Tensions on City Council flared yesterday with the arrival of new ethics legislation introduced by Councilman Frank Rizzo.
In Council's first meeting since June, Rizzo introduced six ethics bills, four of which he had introduced last year but held to work on with Mayor Nutter, who was elected to office last year on a reform platform.
The bills would:
Require lobbyist registration.
Further limit gifts to elected officials.
Prevent certain outside employment for Council members.
Place more restrictions on political fund-raising. (Two bills on this.)
Certain Council members' resentment of Rizzo's legislation, and of what one called the councilman's "grandstanding," was manifest.
First, Council members Blondell Reynolds Brown, Frank DiCicco, James F. Kenney and Marian B. Tasco voted against Rizzo's call to investigate the city's police radio system.
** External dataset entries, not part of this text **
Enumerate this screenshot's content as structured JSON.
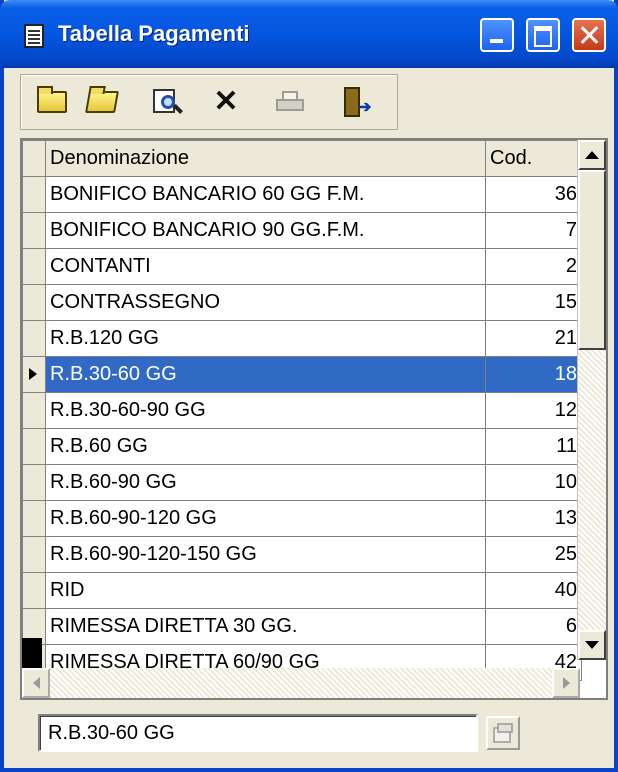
{
  "window": {
    "title": "Tabella Pagamenti",
    "title_icon": "notepad-icon",
    "accent_color": "#0a5fe7"
  },
  "toolbar": {
    "buttons": [
      {
        "icon": "folder-icon",
        "enabled": true
      },
      {
        "icon": "open-folder-icon",
        "enabled": true
      },
      {
        "icon": "search-document-icon",
        "enabled": true
      },
      {
        "icon": "delete-x-icon",
        "enabled": true
      },
      {
        "icon": "printer-icon",
        "enabled": false
      },
      {
        "icon": "exit-door-icon",
        "enabled": true
      }
    ]
  },
  "grid": {
    "headers": {
      "name": "Denominazione",
      "code": "Cod."
    },
    "selected_index": 5,
    "selection_color": "#316ac5",
    "rows": [
      {
        "name": "BONIFICO BANCARIO 60 GG F.M.",
        "code": "36"
      },
      {
        "name": "BONIFICO BANCARIO 90 GG.F.M.",
        "code": "7"
      },
      {
        "name": "CONTANTI",
        "code": "2"
      },
      {
        "name": "CONTRASSEGNO",
        "code": "15"
      },
      {
        "name": "R.B.120 GG",
        "code": "21"
      },
      {
        "name": "R.B.30-60 GG",
        "code": "18"
      },
      {
        "name": "R.B.30-60-90 GG",
        "code": "12"
      },
      {
        "name": "R.B.60 GG",
        "code": "11"
      },
      {
        "name": "R.B.60-90 GG",
        "code": "10"
      },
      {
        "name": "R.B.60-90-120 GG",
        "code": "13"
      },
      {
        "name": "R.B.60-90-120-150 GG",
        "code": "25"
      },
      {
        "name": "RID",
        "code": "40"
      },
      {
        "name": "RIMESSA DIRETTA 30 GG.",
        "code": "6"
      },
      {
        "name": "RIMESSA DIRETTA 60/90 GG",
        "code": "42"
      }
    ]
  },
  "status": {
    "current_value": "R.B.30-60 GG",
    "button_icon": "properties-icon"
  }
}
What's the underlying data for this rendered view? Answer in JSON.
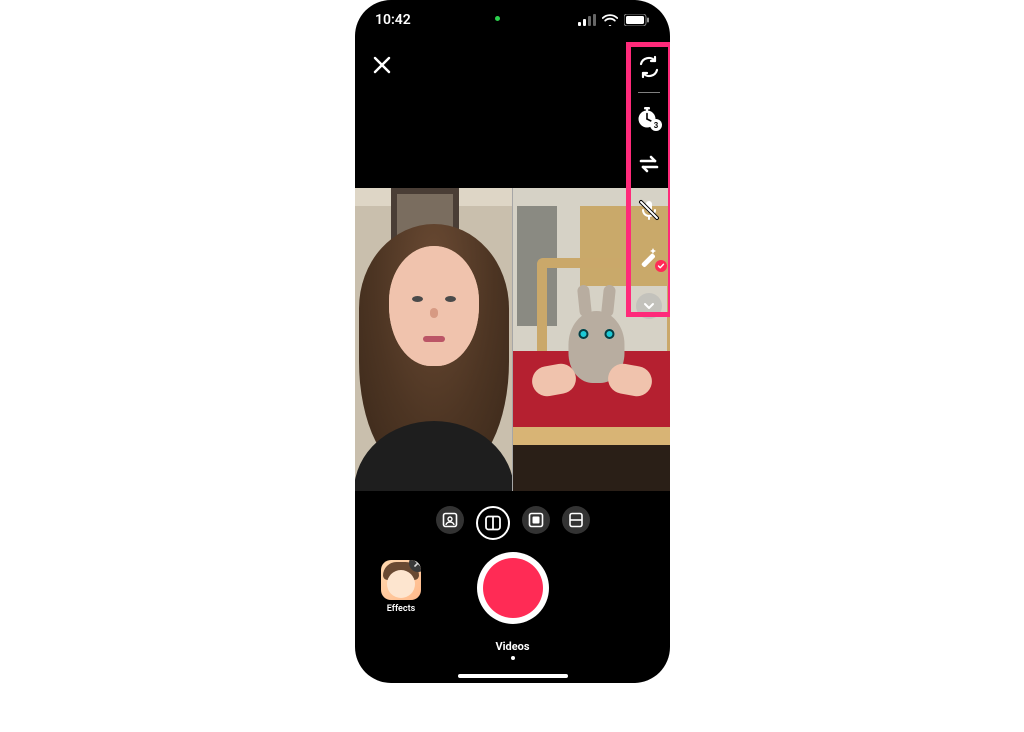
{
  "status_bar": {
    "time": "10:42",
    "location_dot": true,
    "signal_bars": 3,
    "wifi": true,
    "battery_pct": 90
  },
  "colors": {
    "highlight": "#ff2a7a",
    "record": "#ff2b55"
  },
  "close_label": "Close",
  "right_toolbar": {
    "items": [
      {
        "name": "flip-camera-icon"
      },
      {
        "name": "timer-icon",
        "badge": "3"
      },
      {
        "name": "swap-layout-icon"
      },
      {
        "name": "mic-off-icon"
      },
      {
        "name": "beautify-icon",
        "checked": true
      }
    ],
    "expand_label": "More"
  },
  "layout_options": [
    {
      "name": "layout-green-screen"
    },
    {
      "name": "layout-side-by-side",
      "selected": true
    },
    {
      "name": "layout-picture-in-picture"
    },
    {
      "name": "layout-top-bottom"
    }
  ],
  "effects": {
    "label": "Effects"
  },
  "record_label": "Record",
  "mode": {
    "label": "Videos"
  },
  "viewfinder": {
    "left_description": "Front camera selfie of a person with long curly brown hair in a room with a dark door behind them",
    "right_description": "Duet source video of hands holding a small gray rabbit with blue-tinted eyes on a red cushion, wooden chair and kitchen cabinets behind"
  }
}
Councilwoman Jannie L. Blackwell also voted against the Rizzo measure, but a spokesman said the vote was in error.
Rizzo was fuming. He said the vote was not about the radios but about the ethics bills, calling the action "very, very unprofessional."
"Don't play games with the lives of police or firefighters," Rizzo said. "I don't play that game that was played there today."
Kenney said that he voted against the hearings because the Nutter administration was working on the radio problem that it inherited, and that Rizzo had no reason to call for hearings. The 911 system was out for 45 minutes during a system failure on July 22.
"He's less interested in getting information than in grandstanding, which is his penchant," Kenney said, adding that the ethics bills were more evidence of the same.
"This Council has passed the most far-reaching ethics reforms . . . and those provisions are working," said Kenney, who supported previous ethics bills. "What is he trying to fix?"
Nutter said yesterday he would convene a blue-ribbon panel to study changes to ethics and campaign-finance rules "soon."
Rizzo has agreed to work with Nutter and amend his bills as necessary.
In other business, Blackwell said she would hold off on a bill to eliminate the city's $35 job-application fee after Nutter promised to institute it in April. Blackwell has crusaded against the application fee as unfair to job-seekers who are poor. In the meantime, Blackwell said, the pool of people eligible for a waiver of the fee will expand to include those who qualify for low-income energy assistance.
Also, Councilman W. Wilson Goode Jr.'s bill that would reduce the number of seats reserved for minority parties from two to one drew a strong public rebuke from at-large Councilman Jack Kelly, who called it "undemocratic" and an "affront" to thousands of Republicans in the city.
Goode shot back that Republicans should have to earn their seats with votes. Goode is one of 14 Democrats on Council, Kelly one of three Republicans.
The 1951 Home Rule Charter provides for 17 Council seats, with 10 members elected from districts and seven at-large. But the charter allows each party to nominate only five at-large candidates, guaranteeing at least two minority-party candidates are elected.
Goode had originally proposed reducing the number of at-large Council seats to five, eliminating the minority seats entirely. Yesterday, he submitted a bill that would keep the number of at-large Council members at seven, but would allow each party to nominate six candidates.